| Task description |
Find every line in the data that contains the word "name". Return each of those lines.

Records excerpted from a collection

-------

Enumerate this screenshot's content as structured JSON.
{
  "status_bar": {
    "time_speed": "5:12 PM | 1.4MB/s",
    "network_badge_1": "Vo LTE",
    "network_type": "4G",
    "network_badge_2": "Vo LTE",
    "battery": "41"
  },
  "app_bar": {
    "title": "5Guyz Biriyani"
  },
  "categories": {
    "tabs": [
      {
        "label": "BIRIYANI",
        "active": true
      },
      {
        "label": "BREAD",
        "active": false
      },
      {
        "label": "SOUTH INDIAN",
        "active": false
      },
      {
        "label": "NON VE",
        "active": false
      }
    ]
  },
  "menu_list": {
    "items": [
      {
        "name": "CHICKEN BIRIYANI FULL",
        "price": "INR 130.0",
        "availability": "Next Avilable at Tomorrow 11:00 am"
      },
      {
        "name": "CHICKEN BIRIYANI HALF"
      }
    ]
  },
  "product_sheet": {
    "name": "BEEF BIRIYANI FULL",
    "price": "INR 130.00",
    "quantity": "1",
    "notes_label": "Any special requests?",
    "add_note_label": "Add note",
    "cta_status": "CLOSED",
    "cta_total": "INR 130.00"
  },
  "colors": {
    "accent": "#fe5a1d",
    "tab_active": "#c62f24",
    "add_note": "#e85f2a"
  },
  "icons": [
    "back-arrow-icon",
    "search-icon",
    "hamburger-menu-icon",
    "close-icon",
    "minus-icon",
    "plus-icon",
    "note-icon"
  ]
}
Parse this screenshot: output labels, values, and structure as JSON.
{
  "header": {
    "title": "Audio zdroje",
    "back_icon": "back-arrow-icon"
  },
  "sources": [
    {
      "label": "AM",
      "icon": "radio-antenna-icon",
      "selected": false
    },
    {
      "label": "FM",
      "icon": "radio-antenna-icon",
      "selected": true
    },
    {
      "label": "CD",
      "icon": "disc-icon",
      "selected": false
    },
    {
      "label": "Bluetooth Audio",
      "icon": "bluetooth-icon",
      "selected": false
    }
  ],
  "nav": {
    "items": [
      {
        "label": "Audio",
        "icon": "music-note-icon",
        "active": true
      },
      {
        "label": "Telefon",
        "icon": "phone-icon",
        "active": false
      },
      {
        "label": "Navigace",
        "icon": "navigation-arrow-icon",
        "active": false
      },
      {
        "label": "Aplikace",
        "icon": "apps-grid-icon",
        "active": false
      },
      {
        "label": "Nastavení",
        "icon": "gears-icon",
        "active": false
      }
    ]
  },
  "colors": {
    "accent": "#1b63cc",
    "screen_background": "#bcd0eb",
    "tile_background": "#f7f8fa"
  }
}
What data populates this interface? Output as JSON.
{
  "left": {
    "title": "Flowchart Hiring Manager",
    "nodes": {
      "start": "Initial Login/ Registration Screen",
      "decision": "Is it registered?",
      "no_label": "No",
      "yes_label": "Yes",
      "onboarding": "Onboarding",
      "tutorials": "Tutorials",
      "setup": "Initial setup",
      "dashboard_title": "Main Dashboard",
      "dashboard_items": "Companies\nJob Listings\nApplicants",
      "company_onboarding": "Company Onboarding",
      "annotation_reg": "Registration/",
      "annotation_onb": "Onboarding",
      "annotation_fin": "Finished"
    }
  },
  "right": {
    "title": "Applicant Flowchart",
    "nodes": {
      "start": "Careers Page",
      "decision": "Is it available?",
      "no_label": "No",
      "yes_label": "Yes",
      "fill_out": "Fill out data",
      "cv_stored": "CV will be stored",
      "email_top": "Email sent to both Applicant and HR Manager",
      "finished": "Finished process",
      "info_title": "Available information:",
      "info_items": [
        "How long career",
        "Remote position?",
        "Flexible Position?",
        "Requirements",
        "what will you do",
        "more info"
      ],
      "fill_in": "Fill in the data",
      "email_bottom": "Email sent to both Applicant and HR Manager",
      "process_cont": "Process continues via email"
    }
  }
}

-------

| Response area |
        "name": "CHICKEN BIRIYANI FULL",
        "name": "CHICKEN BIRIYANI HALF"
    "name": "BEEF BIRIYANI FULL",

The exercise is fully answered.